I’ve long believed that Social (or Digital) Selling enablement, in isolation, will never work. Here’s why. When Social Sellers get to the part where they need to nurture their networks with content, they’re spending hours trying to find good quality industry news and articles. When they try to showcase the credibility of their organisation, all they have is product focused content to share. When it comes to building connections, too often they transfer their resilient cold calling expertise to the digital environment resulting in mass InMailing.
Social Selling implemented incorrectly could create an unproductive sales team that are annoying their networks with overly promotional content whilst destroying their chance to make a good first impression on a new account.
In this series of 4 blogs, I’m going to chunk the Social Selling process into 4 sections, all of which influence the success of your program and ultimately your sales teams.
They are simply:
…in that order. Today, I’m focusing on Content.
Content: The First ‘C’ Of Social Selling
Assuming your sales teams have done the basics (optimised their profile, built a good network and listened to their customers) they’re ready to move to the next stage in the social media maturity journey. Sharing and engaging with content.
Now there are a few mistakes that sales teams experience at this point:
- They don’t share any content
- The only share company branded content
- They don’t have a content strategy sharing sporadically
- They share too much content (more than twice a day)
- They just share content without adding a comment as to why
- They don’t use hashtags or draw people into their content with @mentions
- They don’t engage with other people’s content
- They don’t engage with people who comment on their content
I think you get the idea.
Content is the cornerstone to successful Social Selling programs – get this bit wrong and your Social Sellers will hit a wall. Done right, people will find them, follow them and connect with them. It’s how you move to the next stage – Connections (but more on that in the next blog).
This is the normally the stage where I jump for joy when companies tell me they have an employee advocacy tool because I know this will help take the scary out of social for many salespeople.
However, this is also where I get a little disappointed and find that the employee advocacy tool is full to the brim with company content with no variety or volume to sustain a healthy program.
Employee advocacy tools are often blamed for creating robotic like employees all sharing the same content. But this isn’t the fault of the tool – it’s how it is managed that is at fault. Advocacy tools need to be managed properly with…
- A healthy mix of company, external and influencer content
- A decent volume of content every day (at least 3-5 articles per day per category)

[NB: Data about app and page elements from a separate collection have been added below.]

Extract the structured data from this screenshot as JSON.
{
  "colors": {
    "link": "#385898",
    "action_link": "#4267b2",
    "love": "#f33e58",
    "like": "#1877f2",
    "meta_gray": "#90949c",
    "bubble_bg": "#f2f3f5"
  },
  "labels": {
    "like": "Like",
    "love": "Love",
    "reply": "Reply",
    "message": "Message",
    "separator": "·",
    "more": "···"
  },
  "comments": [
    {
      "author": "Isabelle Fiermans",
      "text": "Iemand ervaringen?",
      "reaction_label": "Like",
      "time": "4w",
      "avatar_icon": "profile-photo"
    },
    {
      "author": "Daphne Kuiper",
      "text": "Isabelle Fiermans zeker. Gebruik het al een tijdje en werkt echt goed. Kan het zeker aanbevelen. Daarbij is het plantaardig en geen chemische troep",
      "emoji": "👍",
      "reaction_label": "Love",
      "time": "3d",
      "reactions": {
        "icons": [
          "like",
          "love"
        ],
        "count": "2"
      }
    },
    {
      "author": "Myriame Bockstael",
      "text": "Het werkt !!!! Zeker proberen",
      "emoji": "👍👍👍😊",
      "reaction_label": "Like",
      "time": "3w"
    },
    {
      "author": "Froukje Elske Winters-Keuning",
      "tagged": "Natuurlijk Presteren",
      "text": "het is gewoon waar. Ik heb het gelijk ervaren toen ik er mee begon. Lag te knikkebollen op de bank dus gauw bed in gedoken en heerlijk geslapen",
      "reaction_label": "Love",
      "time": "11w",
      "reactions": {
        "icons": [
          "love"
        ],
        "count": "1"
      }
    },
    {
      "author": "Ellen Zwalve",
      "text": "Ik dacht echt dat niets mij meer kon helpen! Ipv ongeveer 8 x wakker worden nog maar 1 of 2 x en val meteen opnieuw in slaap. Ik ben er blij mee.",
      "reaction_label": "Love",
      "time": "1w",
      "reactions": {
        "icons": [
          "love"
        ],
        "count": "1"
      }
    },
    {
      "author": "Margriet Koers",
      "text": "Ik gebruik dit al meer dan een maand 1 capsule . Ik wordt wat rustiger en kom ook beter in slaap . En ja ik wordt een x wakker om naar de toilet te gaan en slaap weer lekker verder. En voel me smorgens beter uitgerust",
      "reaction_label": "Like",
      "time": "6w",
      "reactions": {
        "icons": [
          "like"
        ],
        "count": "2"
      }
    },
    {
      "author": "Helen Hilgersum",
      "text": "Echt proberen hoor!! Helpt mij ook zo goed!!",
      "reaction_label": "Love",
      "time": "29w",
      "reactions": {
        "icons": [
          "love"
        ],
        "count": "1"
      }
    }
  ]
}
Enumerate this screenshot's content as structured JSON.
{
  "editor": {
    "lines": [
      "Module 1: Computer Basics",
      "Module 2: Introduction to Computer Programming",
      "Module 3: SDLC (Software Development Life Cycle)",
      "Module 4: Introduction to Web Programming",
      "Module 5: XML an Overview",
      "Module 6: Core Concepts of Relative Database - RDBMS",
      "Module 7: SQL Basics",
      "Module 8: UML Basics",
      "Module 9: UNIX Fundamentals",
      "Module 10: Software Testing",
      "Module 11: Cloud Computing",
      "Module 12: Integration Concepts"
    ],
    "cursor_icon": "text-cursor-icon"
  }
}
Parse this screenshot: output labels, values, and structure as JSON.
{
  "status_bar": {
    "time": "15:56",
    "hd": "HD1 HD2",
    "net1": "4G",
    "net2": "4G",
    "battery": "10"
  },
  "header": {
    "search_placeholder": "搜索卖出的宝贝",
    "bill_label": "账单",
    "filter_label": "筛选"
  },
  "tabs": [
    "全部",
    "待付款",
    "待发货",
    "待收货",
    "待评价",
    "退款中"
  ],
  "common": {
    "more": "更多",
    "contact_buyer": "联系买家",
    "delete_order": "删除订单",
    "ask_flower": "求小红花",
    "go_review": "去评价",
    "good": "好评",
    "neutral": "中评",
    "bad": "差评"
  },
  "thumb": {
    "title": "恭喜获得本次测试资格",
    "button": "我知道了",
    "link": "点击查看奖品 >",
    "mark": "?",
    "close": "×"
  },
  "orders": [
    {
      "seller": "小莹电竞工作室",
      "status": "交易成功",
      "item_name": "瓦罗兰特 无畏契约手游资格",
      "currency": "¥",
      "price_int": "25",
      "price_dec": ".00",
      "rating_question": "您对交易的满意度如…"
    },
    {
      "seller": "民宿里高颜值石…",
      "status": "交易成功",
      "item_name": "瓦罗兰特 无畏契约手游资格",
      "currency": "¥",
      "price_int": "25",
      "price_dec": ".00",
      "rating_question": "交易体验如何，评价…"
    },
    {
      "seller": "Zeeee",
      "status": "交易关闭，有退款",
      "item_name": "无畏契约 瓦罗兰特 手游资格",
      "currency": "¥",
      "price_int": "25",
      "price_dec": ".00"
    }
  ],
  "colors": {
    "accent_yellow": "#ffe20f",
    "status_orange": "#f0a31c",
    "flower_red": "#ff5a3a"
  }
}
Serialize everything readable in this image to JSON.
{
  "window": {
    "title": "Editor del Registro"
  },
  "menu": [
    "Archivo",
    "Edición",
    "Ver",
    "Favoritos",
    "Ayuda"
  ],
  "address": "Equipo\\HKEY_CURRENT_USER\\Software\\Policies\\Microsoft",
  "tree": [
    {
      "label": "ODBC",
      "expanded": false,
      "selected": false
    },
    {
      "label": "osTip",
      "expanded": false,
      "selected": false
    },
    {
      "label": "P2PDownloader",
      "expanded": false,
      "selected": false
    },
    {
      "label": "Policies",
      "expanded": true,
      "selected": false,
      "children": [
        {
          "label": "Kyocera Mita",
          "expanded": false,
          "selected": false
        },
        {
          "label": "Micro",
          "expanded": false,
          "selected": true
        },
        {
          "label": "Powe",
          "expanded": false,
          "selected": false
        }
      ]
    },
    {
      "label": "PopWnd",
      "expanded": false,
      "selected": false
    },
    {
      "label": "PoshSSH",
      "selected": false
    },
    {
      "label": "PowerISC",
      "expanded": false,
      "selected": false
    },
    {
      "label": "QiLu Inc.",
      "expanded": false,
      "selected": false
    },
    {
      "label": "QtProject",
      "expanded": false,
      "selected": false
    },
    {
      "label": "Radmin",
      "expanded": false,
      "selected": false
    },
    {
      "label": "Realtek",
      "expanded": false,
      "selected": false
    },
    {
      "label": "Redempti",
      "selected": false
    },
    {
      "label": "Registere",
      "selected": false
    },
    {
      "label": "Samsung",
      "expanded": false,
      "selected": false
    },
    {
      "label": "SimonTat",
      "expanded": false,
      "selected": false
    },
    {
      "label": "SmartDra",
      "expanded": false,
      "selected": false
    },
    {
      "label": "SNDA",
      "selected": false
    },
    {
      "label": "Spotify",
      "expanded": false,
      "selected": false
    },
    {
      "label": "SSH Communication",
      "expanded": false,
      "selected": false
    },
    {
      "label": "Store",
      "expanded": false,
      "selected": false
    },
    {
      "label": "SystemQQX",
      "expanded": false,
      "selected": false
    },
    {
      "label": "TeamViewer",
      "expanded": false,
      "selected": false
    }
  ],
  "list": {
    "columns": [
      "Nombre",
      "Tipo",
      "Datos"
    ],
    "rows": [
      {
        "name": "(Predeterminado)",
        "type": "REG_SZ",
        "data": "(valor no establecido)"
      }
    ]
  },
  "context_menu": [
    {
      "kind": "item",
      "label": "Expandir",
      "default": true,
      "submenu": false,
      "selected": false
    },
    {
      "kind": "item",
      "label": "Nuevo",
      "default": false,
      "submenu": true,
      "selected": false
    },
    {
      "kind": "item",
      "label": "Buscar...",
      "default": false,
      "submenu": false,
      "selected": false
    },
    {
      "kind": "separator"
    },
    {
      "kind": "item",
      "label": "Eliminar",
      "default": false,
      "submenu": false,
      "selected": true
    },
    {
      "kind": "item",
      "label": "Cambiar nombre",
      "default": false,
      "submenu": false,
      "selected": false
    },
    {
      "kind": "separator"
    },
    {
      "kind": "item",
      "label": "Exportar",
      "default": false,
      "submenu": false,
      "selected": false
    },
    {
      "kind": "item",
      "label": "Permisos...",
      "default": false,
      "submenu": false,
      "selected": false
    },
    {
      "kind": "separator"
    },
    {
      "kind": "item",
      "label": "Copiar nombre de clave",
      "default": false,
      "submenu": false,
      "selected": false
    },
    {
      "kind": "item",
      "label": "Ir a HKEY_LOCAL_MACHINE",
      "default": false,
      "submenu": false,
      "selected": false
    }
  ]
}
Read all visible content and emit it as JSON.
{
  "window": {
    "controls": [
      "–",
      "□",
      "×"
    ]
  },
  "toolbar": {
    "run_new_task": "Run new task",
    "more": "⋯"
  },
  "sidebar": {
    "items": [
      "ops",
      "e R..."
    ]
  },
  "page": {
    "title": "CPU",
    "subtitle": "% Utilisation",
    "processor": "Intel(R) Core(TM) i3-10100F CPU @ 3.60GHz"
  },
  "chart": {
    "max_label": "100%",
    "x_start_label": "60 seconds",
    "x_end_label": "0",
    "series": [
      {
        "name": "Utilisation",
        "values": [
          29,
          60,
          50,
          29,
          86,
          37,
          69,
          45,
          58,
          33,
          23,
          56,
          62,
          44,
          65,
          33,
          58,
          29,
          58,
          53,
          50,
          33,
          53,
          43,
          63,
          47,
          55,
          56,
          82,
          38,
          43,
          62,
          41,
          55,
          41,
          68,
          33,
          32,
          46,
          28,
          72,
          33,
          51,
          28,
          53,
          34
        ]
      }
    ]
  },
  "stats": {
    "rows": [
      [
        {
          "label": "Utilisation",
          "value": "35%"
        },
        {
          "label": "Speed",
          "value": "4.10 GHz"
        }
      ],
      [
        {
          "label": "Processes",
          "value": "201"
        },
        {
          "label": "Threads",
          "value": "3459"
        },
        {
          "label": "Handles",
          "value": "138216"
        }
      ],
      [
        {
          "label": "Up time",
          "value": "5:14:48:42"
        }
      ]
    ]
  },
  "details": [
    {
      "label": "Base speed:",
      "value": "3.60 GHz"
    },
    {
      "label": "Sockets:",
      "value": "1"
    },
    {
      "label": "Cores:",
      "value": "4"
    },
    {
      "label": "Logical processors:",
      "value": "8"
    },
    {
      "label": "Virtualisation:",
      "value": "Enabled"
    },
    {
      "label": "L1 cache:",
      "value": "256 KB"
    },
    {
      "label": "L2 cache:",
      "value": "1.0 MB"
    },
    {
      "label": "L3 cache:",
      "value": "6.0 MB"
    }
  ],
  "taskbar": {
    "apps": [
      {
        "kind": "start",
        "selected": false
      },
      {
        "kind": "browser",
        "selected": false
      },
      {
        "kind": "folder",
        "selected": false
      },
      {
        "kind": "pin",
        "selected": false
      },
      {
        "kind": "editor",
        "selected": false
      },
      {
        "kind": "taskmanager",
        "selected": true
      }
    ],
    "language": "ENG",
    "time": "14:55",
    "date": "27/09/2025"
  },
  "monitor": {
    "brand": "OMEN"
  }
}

- A channel for employees to submit their own content
So, here’s how to address Content when it comes to Social Selling:
Give Them A Head Start – Employee Advocacy
Advocacy tools are a great partner for Social Selling if the tool itself includes third party content (and enough of it). It also provides a great opportunity add another layer of measuring the performance of your sales teams. Are your top sharers (and I don’t mean by number of shares) also your top SSI scorers? The correlations and patterns that we’ve analysed have provided positive results!
Show Them How To Discover
It’s fair to say that your sales team will be focused by industry or technology and so sometimes you can’t centrally administer content for all those different areas. Helping your teams to discover their own content is the next step. Teach them how to use Talkwalker Alerts, Feedly, Flipboard (to name a few). Help them refine using Boolean search queries so they only get quality content.
Less Is More
In our training, we always say that it’s better to share one good post a week (with commentary, hashtags, @mentions) than to share twenty that you’re blasting out to tick a box. Spend time finding (or creating) a piece of content that you find interesting that you think will resonate with your audience. Less is more which means you have time to…
Check What Works (And What Doesn’t)
The devil is in the detail. Who’s liking your content? Who commented on your content? Who re-shared your content? These are all digital indicators that your sales teams (and sales managers) should be keeping an eye on. These are your opportunities to turn Content into Connections (here I go again – you must wait for the next blog!)
Consistency Is Key
Finally, consistency (another C). It’s better to start small and build up. If you share every day for one week and then forget it for three weeks, you’ll never create an impact and people will forget you. Social media is an interesting place – people don’t sit and think “I haven’t heard from Sarah in a while” – they’ll just notice the others in their feed until you pop back into it. Be consistent.
Hopefully, you’ll understand that Content is much more than just posting. It’s about listening, sourcing, customising, optimising, reviewing and then posting. Got any other content tips you want to share?
Next time I’ll be moving onto Connections. Part 2 will dig a little deeper into turning Content into Contacts looking at the indicators to engage and my view on LinkedIn automation platforms to speed up networking.